mildadhd
01-08-13, 09:01 PM
http://www.ncbi.nlm.nih.gov/pubmed/11520931


Peripheral This seems to be more about maternal (post natal) care and not much about epigenetics. The whole article is behind a paywall but judging from the abstract, It doesn't seem to be much about prenatal neurological development or epigenetics to any degree but more about the importance of parental care in the postnatal environment.

I don't think anyone disputes the powerful impact of parental care on neurological development but there are a number of questions on the specifics.

Dizfriz


Dizfriz,

I`m glad you asked the question.

I`m trying to learn more about these principles.

Not sure this is what you asking but will look for more when I have time.

Opinion.





Childhood Experience and the Expression of
Genetic Potential: What Childhood Neglect Tells
Us About Nature and Nurture
BRUCE D. PERRY

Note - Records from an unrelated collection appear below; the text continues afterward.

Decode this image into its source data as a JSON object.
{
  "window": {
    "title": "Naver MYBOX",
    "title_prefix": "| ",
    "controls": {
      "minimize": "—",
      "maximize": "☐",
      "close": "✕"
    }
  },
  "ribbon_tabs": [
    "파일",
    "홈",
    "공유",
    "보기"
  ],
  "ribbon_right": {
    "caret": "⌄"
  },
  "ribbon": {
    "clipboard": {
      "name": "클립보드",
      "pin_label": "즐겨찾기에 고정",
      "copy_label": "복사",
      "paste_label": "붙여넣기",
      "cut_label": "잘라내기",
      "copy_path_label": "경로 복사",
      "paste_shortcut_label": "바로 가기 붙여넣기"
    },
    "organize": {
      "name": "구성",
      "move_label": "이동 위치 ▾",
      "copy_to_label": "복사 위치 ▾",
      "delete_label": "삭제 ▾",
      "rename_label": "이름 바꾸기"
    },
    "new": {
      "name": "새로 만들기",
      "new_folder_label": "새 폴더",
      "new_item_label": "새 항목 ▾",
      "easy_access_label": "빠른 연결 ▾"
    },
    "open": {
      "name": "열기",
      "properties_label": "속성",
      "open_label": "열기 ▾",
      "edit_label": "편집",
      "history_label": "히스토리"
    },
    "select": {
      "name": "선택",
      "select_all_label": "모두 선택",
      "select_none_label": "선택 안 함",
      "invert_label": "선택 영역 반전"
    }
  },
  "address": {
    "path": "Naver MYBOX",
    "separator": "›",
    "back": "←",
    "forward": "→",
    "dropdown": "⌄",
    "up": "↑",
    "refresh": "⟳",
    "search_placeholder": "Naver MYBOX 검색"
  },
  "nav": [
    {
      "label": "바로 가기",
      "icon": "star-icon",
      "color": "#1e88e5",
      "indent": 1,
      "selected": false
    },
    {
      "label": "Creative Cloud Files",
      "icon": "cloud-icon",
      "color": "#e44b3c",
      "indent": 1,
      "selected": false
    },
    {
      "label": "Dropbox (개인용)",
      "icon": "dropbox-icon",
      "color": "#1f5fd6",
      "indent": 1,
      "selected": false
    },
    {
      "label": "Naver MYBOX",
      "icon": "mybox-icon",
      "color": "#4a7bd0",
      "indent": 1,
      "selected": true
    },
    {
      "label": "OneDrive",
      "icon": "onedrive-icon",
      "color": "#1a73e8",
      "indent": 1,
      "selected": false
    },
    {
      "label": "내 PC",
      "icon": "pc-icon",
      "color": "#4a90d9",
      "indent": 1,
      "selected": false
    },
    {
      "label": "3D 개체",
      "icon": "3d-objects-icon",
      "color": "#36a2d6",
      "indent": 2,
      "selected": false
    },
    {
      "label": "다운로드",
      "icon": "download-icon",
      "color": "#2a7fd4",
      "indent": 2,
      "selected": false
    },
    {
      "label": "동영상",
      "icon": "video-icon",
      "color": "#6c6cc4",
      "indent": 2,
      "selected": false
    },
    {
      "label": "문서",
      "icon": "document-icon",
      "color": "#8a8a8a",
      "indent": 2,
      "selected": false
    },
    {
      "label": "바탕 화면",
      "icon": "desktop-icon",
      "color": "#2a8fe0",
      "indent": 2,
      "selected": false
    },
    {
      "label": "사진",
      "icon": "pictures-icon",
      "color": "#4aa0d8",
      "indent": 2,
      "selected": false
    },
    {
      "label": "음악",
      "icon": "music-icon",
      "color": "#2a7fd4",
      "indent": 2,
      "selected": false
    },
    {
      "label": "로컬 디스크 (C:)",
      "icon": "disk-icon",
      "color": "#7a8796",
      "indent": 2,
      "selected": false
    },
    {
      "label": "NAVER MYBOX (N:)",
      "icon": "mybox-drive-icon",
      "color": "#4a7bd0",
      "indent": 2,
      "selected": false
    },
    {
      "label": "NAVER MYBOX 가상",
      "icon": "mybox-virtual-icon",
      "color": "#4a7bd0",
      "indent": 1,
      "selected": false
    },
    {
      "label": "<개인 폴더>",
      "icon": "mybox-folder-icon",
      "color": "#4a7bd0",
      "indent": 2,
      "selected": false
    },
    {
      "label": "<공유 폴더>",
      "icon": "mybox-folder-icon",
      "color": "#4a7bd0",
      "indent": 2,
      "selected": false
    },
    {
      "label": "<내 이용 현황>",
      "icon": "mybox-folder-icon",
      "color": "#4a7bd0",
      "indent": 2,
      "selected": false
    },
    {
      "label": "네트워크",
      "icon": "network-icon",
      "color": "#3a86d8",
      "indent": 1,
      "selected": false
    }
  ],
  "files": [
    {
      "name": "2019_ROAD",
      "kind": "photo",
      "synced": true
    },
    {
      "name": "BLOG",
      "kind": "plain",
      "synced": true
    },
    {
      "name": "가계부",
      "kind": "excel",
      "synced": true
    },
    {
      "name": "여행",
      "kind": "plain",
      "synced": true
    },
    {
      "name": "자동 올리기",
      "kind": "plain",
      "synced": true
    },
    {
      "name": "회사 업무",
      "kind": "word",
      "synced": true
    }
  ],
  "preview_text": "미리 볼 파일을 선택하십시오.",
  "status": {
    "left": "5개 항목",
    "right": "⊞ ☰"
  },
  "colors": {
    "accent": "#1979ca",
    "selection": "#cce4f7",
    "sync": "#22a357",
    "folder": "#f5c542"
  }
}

MAJOR PROCESSES OF NEURODEVELOPMENT


1. Neurogenesis: The brain develops from cells present in the embryo in the

firstweeks following conception.

From these few undifferentiated cells,

come billions of nerve cells and trillions of glia.

The vast majority of neurogenesis,

the “birth” of neurons,

takes place in utero during the second and third trimester.

At birth,

the vast majority of neurons used for the remainder of life are present.

Few neurons are born after birth,

although researchers have demonstrated recently that neurogenesis

does take place in the mature brain (Gould et al., 1999).

Neurogenesis in the mature brain may be one of the important physiological

mechanisms responsible for the brain’s plasticity (i.e., capacity to restore function) following injury.

Despite being present at birth,

most neurons have yet to organize into completely functional systems.

The billions of neurons present at birth need to further specialize and connect

with other neurons in order to create the functional neural networks of the

mature brain.

http://centerforchildwelfare2.fmhi.usf.edu/kb/ChronicNeglect/ChildExperience.pdf




Key Processes in Neurodevelopment
Neurogenesis
Migration
Differentiation
Apoptosis (cell death)
Arborization
Synaptogenesis
Synaptic Sculpting
Myelination

http://www.trcnconsortium.com/ACYF_ppts/Perry.pdf